*** Supplied data ***

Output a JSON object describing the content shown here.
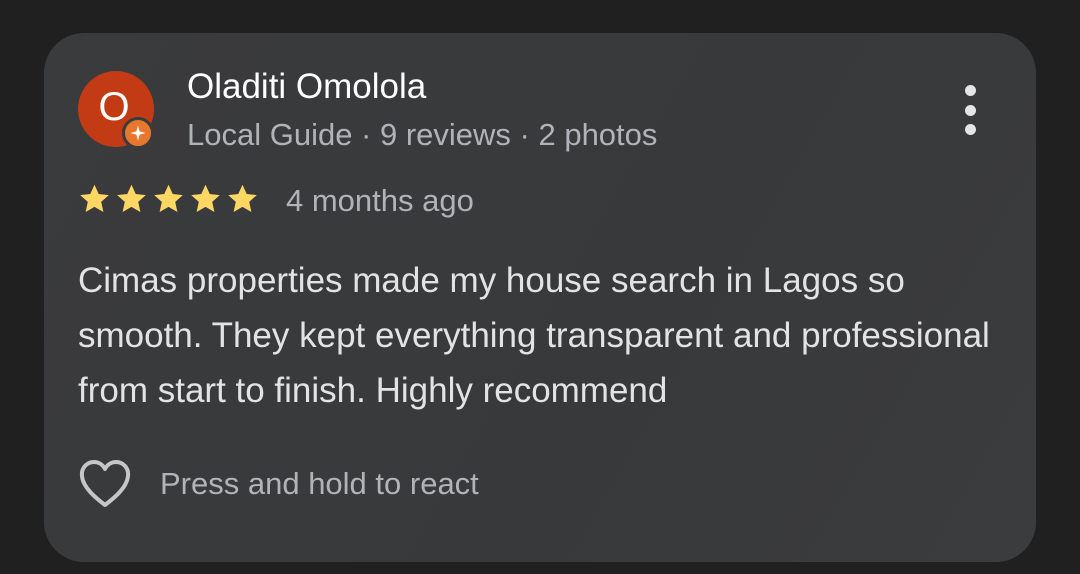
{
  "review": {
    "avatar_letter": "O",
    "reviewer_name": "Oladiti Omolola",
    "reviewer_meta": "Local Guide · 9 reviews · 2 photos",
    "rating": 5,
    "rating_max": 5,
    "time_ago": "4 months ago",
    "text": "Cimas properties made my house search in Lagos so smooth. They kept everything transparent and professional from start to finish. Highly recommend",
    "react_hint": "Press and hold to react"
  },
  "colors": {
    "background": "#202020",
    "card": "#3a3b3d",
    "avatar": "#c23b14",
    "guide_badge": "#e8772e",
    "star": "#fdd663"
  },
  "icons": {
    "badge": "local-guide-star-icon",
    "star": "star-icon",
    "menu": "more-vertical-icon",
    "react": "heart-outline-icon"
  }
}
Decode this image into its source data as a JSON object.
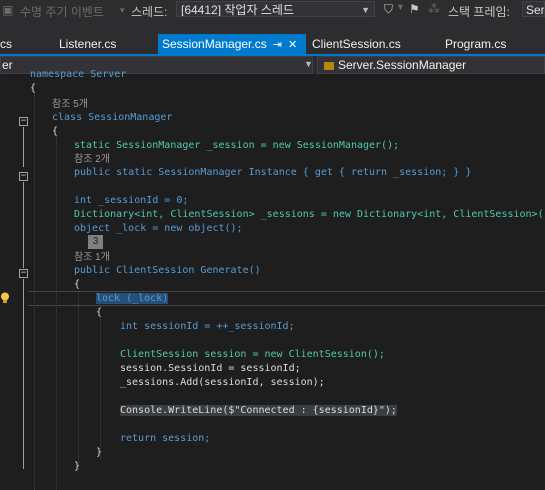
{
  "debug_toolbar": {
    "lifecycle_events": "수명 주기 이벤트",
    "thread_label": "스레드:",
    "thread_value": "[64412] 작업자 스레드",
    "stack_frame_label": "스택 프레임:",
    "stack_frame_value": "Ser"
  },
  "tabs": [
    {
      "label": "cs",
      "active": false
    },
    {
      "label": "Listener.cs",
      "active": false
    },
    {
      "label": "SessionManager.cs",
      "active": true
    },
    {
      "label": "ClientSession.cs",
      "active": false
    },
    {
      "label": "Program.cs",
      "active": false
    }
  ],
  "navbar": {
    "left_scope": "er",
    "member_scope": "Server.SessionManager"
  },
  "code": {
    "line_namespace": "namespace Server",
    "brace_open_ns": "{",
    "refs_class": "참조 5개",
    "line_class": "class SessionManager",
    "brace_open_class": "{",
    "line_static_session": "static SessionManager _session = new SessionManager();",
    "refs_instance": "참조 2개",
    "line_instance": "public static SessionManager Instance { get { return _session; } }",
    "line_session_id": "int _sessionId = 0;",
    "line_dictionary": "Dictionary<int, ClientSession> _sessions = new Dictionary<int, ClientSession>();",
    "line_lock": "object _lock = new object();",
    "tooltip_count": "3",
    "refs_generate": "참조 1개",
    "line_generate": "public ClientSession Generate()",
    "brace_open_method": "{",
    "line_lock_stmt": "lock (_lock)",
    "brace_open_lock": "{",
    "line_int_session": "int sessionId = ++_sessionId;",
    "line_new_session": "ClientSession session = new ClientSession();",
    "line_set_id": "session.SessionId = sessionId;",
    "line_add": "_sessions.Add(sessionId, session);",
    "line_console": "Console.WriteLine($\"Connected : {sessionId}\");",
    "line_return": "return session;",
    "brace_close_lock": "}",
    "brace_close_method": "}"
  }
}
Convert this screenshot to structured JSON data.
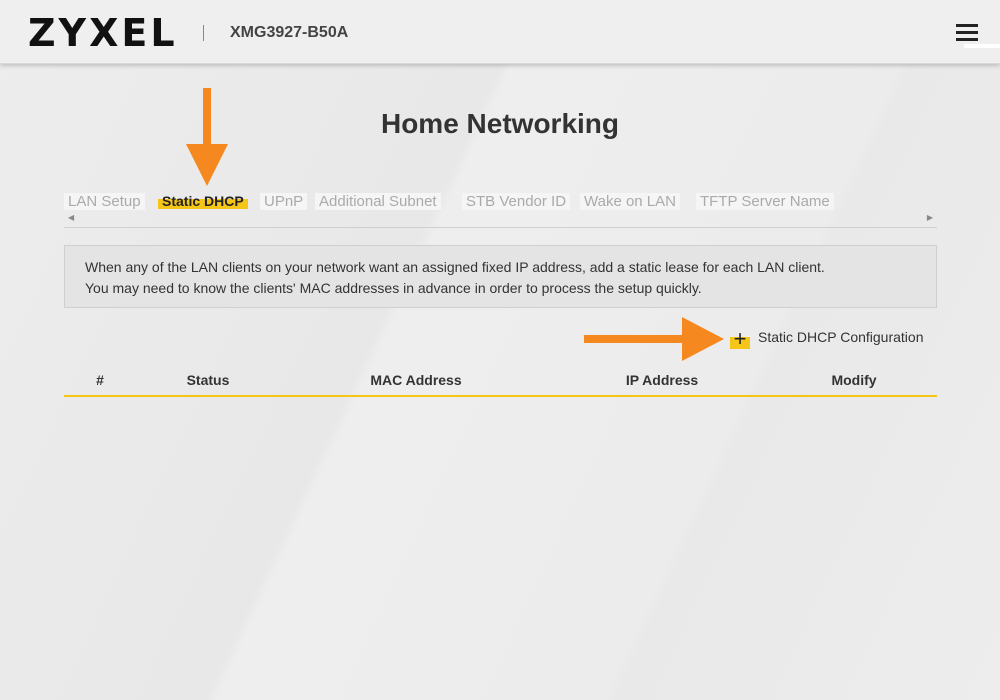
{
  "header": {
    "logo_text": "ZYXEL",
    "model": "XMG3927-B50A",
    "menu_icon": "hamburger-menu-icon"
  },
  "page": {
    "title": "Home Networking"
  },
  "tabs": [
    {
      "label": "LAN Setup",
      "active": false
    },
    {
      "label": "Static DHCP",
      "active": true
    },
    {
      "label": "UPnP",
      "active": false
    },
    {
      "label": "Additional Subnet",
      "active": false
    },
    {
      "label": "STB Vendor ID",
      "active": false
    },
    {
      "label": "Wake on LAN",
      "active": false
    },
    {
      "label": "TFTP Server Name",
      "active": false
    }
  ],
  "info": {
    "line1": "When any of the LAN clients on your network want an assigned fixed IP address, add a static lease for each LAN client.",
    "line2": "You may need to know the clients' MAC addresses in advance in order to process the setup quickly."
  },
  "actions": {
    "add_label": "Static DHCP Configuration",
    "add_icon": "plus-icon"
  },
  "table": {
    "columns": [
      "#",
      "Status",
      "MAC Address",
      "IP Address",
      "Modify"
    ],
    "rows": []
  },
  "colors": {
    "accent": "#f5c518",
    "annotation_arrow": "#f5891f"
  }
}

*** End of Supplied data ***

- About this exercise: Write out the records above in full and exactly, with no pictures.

- Written answer:
Output a JSON object describing the content shown here.
{
  "review": {
    "avatar_letter": "O",
    "reviewer_name": "Oladiti Omolola",
    "reviewer_meta": "Local Guide · 9 reviews · 2 photos",
    "rating": 5,
    "rating_max": 5,
    "time_ago": "4 months ago",
    "text": "Cimas properties made my house search in Lagos so smooth. They kept everything transparent and professional from start to finish. Highly recommend",
    "react_hint": "Press and hold to react"
  },
  "colors": {
    "background": "#202020",
    "card": "#3a3b3d",
    "avatar": "#c23b14",
    "guide_badge": "#e8772e",
    "star": "#fdd663"
  },
  "icons": {
    "badge": "local-guide-star-icon",
    "star": "star-icon",
    "menu": "more-vertical-icon",
    "react": "heart-outline-icon"
  }
}
Decode this image into its source data as a JSON object.
{
  "debug_toolbar": {
    "lifecycle_events": "수명 주기 이벤트",
    "thread_label": "스레드:",
    "thread_value": "[64412] 작업자 스레드",
    "stack_frame_label": "스택 프레임:",
    "stack_frame_value": "Ser"
  },
  "tabs": [
    {
      "label": "cs",
      "active": false
    },
    {
      "label": "Listener.cs",
      "active": false
    },
    {
      "label": "SessionManager.cs",
      "active": true
    },
    {
      "label": "ClientSession.cs",
      "active": false
    },
    {
      "label": "Program.cs",
      "active": false
    }
  ],
  "navbar": {
    "left_scope": "er",
    "member_scope": "Server.SessionManager"
  },
  "code": {
    "line_namespace": "namespace Server",
    "brace_open_ns": "{",
    "refs_class": "참조 5개",
    "line_class": "class SessionManager",
    "brace_open_class": "{",
    "line_static_session": "static SessionManager _session = new SessionManager();",
    "refs_instance": "참조 2개",
    "line_instance": "public static SessionManager Instance { get { return _session; } }",
    "line_session_id": "int _sessionId = 0;",
    "line_dictionary": "Dictionary<int, ClientSession> _sessions = new Dictionary<int, ClientSession>();",
    "line_lock": "object _lock = new object();",
    "tooltip_count": "3",
    "refs_generate": "참조 1개",
    "line_generate": "public ClientSession Generate()",
    "brace_open_method": "{",
    "line_lock_stmt": "lock (_lock)",
    "brace_open_lock": "{",
    "line_int_session": "int sessionId = ++_sessionId;",
    "line_new_session": "ClientSession session = new ClientSession();",
    "line_set_id": "session.SessionId = sessionId;",
    "line_add": "_sessions.Add(sessionId, session);",
    "line_console": "Console.WriteLine($\"Connected : {sessionId}\");",
    "line_return": "return session;",
    "brace_close_lock": "}",
    "brace_close_method": "}"
  }
}
Convert this screenshot to structured JSON data.
{
  "header": {
    "logo_text": "ZYXEL",
    "model": "XMG3927-B50A",
    "menu_icon": "hamburger-menu-icon"
  },
  "page": {
    "title": "Home Networking"
  },
  "tabs": [
    {
      "label": "LAN Setup",
      "active": false
    },
    {
      "label": "Static DHCP",
      "active": true
    },
    {
      "label": "UPnP",
      "active": false
    },
    {
      "label": "Additional Subnet",
      "active": false
    },
    {
      "label": "STB Vendor ID",
      "active": false
    },
    {
      "label": "Wake on LAN",
      "active": false
    },
    {
      "label": "TFTP Server Name",
      "active": false
    }
  ],
  "info": {
    "line1": "When any of the LAN clients on your network want an assigned fixed IP address, add a static lease for each LAN client.",
    "line2": "You may need to know the clients' MAC addresses in advance in order to process the setup quickly."
  },
  "actions": {
    "add_label": "Static DHCP Configuration",
    "add_icon": "plus-icon"
  },
  "table": {
    "columns": [
      "#",
      "Status",
      "MAC Address",
      "IP Address",
      "Modify"
    ],
    "rows": []
  },
  "colors": {
    "accent": "#f5c518",
    "annotation_arrow": "#f5891f"
  }
}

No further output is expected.